» **SOURCE MATERIAL**:
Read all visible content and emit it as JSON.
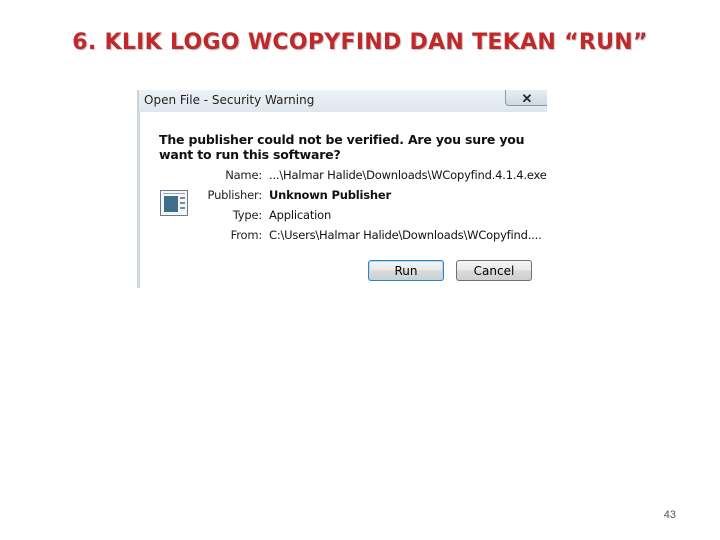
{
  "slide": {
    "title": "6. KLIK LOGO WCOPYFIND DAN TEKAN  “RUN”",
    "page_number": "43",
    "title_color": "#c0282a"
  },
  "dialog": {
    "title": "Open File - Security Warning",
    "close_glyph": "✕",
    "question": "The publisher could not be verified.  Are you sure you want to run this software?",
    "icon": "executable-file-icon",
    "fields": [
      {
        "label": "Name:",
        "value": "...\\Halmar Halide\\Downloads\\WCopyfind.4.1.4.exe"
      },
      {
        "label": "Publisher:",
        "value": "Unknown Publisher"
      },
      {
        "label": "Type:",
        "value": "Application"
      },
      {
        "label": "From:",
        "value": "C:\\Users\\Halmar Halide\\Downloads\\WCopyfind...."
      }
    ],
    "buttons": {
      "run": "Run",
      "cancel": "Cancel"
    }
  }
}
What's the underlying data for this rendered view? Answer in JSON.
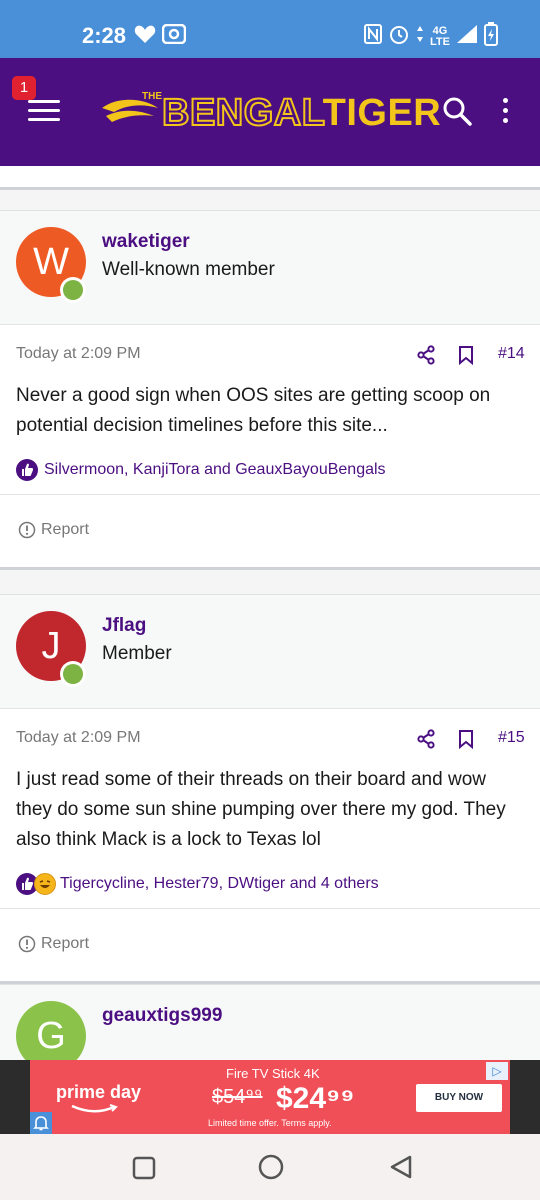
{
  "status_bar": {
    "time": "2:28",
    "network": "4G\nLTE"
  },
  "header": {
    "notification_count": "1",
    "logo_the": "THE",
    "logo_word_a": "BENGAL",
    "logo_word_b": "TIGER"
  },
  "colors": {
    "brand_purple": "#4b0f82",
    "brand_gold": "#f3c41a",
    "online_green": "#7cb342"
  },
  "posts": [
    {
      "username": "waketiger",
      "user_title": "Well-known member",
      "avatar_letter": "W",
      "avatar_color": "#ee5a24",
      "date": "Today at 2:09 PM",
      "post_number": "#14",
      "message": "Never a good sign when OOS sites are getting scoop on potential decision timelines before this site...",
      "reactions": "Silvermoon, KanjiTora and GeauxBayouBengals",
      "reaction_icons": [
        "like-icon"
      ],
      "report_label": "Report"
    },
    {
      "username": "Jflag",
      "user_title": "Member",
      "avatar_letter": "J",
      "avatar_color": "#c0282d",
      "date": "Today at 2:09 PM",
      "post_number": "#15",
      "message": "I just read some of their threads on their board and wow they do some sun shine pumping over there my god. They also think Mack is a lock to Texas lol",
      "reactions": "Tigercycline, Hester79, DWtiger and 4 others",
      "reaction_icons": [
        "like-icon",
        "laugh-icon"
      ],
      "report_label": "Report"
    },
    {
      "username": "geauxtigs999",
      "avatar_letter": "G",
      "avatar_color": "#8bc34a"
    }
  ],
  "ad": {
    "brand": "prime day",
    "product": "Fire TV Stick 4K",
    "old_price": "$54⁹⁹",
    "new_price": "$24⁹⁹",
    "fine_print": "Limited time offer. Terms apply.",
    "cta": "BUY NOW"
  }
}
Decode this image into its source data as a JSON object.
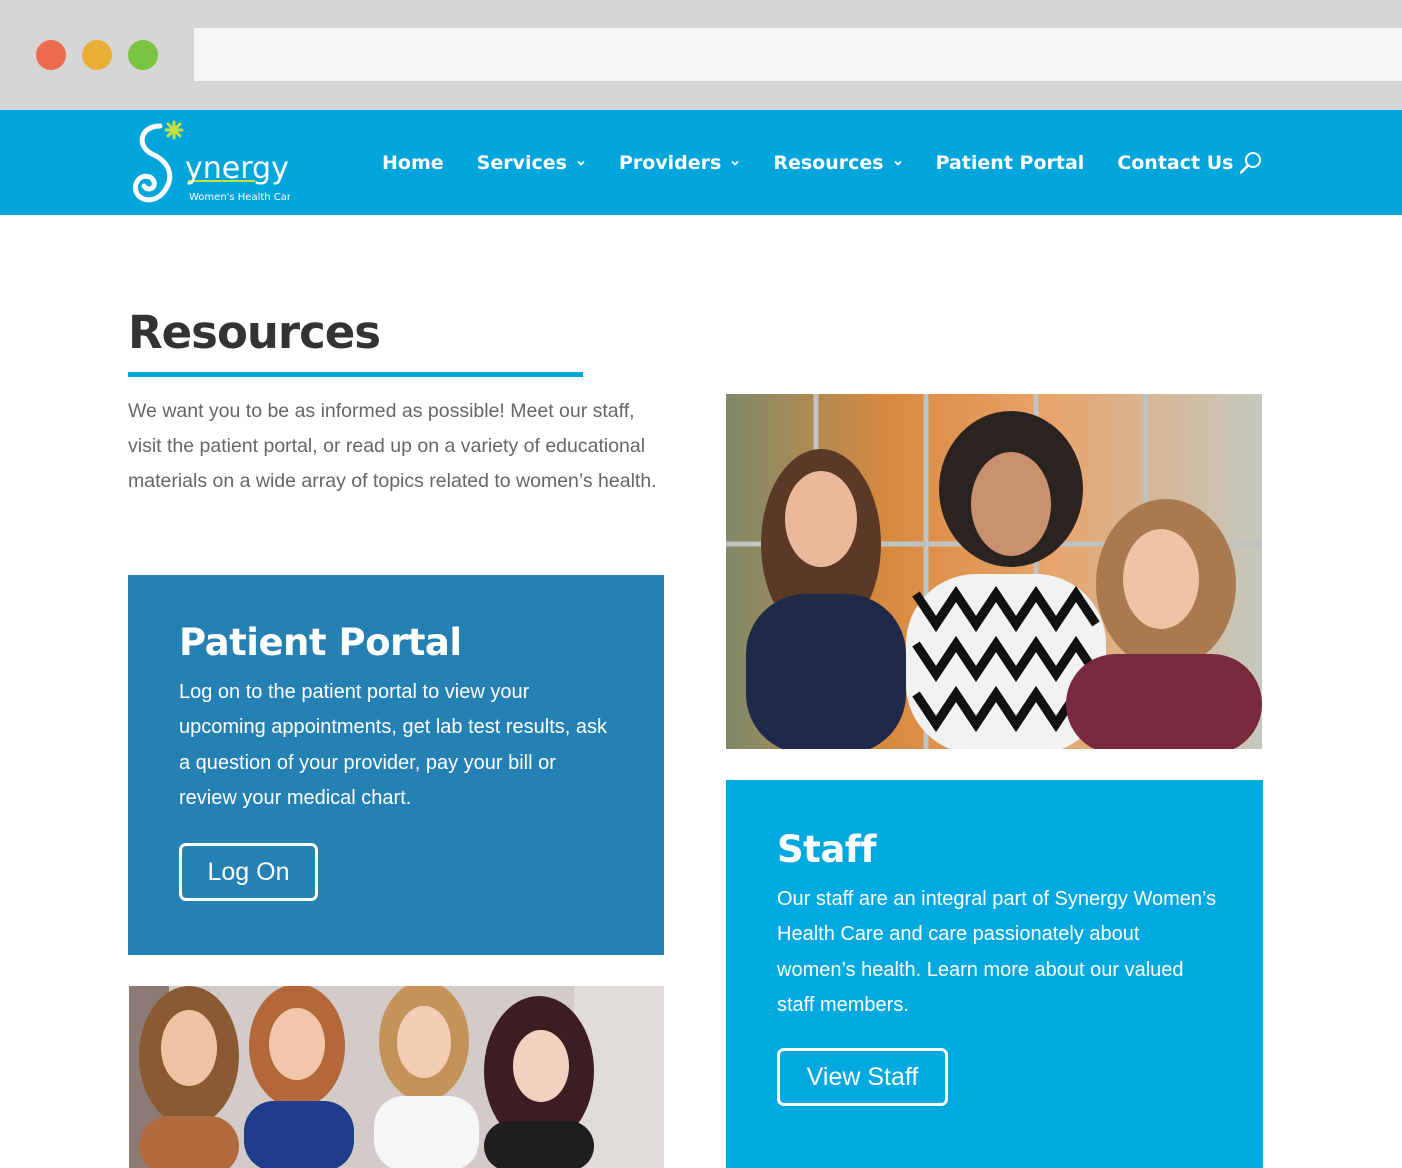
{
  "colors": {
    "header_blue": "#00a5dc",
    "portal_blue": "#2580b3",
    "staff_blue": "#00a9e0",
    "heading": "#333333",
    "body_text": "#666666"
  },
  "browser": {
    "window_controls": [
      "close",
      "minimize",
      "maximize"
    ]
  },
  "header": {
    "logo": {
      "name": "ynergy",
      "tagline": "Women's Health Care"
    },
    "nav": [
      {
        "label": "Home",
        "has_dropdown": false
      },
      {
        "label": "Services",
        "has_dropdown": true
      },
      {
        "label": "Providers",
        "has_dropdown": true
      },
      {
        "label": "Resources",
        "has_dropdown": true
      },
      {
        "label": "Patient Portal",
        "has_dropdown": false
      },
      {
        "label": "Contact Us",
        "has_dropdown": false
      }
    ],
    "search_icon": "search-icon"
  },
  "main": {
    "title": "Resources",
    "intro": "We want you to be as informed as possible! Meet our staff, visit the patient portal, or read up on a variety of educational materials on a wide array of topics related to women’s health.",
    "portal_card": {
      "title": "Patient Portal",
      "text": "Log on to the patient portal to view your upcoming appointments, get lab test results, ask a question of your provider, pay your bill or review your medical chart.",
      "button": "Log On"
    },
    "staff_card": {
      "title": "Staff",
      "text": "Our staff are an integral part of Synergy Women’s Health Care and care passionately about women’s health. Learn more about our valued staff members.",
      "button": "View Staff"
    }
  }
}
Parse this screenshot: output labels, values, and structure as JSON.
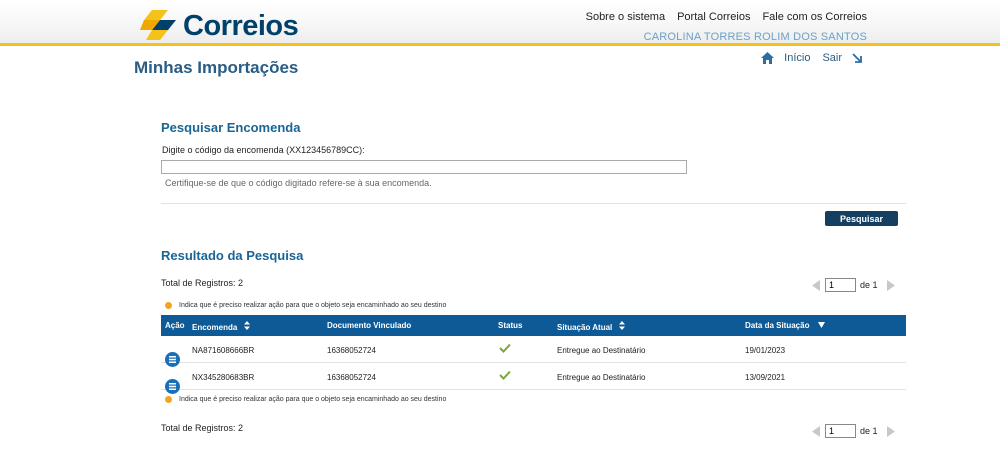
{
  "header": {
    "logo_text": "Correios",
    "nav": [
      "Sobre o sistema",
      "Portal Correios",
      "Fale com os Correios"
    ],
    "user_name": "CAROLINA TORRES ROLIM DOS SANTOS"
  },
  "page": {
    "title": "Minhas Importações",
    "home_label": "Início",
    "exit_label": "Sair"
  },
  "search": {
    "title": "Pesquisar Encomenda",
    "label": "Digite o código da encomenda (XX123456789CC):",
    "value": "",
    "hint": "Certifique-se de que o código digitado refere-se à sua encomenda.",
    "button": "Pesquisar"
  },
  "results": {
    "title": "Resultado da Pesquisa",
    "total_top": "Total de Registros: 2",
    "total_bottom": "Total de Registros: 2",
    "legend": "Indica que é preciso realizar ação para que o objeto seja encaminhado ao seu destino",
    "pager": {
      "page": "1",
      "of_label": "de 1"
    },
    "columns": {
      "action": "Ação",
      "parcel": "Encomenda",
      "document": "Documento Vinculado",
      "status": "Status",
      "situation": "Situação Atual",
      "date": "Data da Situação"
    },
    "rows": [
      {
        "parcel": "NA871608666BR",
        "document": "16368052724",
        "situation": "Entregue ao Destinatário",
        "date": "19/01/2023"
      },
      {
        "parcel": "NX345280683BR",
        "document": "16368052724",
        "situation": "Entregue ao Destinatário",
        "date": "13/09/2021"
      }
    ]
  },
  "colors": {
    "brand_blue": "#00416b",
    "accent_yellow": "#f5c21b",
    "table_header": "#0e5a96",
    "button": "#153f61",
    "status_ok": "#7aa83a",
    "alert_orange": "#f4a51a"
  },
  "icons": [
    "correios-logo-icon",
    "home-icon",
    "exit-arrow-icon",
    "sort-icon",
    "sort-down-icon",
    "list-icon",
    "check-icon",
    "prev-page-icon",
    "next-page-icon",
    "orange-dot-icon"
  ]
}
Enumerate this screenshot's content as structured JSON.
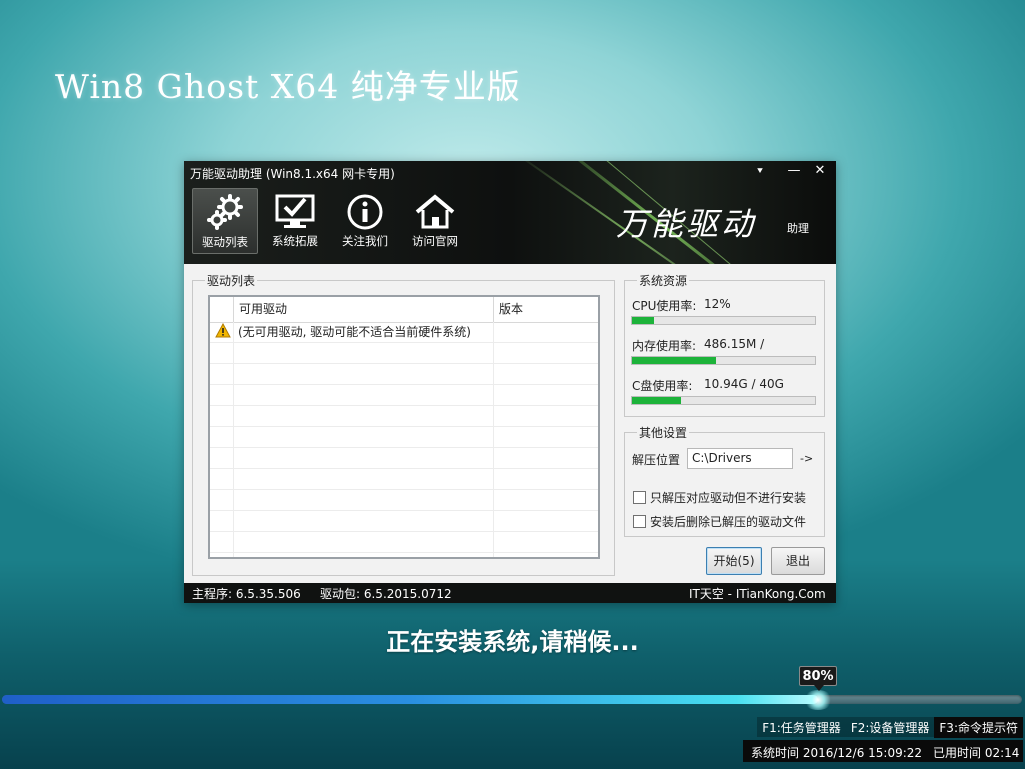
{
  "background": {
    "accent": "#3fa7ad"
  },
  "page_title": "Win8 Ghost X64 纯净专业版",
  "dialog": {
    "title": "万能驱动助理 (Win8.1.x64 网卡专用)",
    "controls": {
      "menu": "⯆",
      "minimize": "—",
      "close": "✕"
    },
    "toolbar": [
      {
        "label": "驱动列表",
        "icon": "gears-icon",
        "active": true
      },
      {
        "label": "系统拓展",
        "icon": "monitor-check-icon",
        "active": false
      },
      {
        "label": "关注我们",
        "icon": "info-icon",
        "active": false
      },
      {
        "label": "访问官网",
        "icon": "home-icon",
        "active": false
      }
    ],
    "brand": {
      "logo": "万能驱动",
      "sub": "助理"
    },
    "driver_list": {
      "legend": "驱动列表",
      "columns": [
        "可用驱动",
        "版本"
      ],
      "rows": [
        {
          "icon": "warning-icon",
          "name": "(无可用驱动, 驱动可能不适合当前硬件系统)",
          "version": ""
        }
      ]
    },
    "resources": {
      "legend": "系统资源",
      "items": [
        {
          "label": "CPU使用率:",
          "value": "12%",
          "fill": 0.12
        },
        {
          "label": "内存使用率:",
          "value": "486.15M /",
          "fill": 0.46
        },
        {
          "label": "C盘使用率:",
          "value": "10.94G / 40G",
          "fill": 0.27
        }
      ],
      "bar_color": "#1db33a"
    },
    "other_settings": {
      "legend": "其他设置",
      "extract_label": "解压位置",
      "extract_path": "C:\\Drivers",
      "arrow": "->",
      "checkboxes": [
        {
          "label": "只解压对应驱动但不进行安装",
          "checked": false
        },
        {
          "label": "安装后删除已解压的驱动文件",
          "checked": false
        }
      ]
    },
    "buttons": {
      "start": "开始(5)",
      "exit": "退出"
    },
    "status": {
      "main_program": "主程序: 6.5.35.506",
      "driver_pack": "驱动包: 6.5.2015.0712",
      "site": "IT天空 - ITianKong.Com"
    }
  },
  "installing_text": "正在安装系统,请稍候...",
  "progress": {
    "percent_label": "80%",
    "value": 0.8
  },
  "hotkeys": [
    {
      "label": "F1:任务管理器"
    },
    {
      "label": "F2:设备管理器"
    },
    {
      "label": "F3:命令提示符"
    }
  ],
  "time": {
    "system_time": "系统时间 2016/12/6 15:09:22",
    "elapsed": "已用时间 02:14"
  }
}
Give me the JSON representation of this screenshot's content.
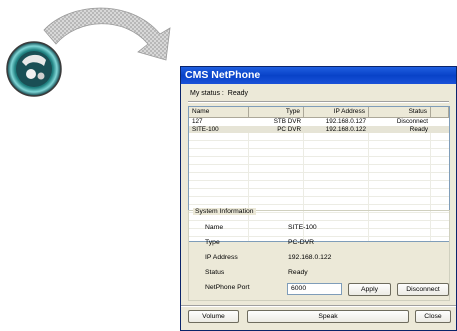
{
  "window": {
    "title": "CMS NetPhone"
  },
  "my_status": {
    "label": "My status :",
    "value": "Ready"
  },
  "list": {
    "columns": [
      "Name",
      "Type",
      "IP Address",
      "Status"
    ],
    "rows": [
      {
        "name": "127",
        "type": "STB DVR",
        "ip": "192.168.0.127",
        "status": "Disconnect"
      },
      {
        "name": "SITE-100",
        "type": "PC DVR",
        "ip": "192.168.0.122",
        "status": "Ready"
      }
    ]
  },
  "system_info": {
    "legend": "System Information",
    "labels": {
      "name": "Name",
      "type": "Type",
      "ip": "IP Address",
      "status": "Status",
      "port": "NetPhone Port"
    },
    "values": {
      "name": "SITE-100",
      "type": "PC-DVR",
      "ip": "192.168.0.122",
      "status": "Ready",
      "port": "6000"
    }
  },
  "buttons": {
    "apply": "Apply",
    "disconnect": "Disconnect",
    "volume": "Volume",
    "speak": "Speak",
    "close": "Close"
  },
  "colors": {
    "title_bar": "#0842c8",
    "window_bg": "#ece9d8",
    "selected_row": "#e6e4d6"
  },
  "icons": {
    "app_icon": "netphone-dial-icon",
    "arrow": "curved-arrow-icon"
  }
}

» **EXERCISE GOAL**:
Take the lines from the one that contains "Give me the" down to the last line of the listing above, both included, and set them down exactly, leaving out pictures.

» **RESPONSE BELOW**:
Give me the JSON representation of this screenshot's content.
{
  "window": {
    "title": "CMS NetPhone"
  },
  "my_status": {
    "label": "My status :",
    "value": "Ready"
  },
  "list": {
    "columns": [
      "Name",
      "Type",
      "IP Address",
      "Status"
    ],
    "rows": [
      {
        "name": "127",
        "type": "STB DVR",
        "ip": "192.168.0.127",
        "status": "Disconnect"
      },
      {
        "name": "SITE-100",
        "type": "PC DVR",
        "ip": "192.168.0.122",
        "status": "Ready"
      }
    ]
  },
  "system_info": {
    "legend": "System Information",
    "labels": {
      "name": "Name",
      "type": "Type",
      "ip": "IP Address",
      "status": "Status",
      "port": "NetPhone Port"
    },
    "values": {
      "name": "SITE-100",
      "type": "PC-DVR",
      "ip": "192.168.0.122",
      "status": "Ready",
      "port": "6000"
    }
  },
  "buttons": {
    "apply": "Apply",
    "disconnect": "Disconnect",
    "volume": "Volume",
    "speak": "Speak",
    "close": "Close"
  },
  "colors": {
    "title_bar": "#0842c8",
    "window_bg": "#ece9d8",
    "selected_row": "#e6e4d6"
  },
  "icons": {
    "app_icon": "netphone-dial-icon",
    "arrow": "curved-arrow-icon"
  }
}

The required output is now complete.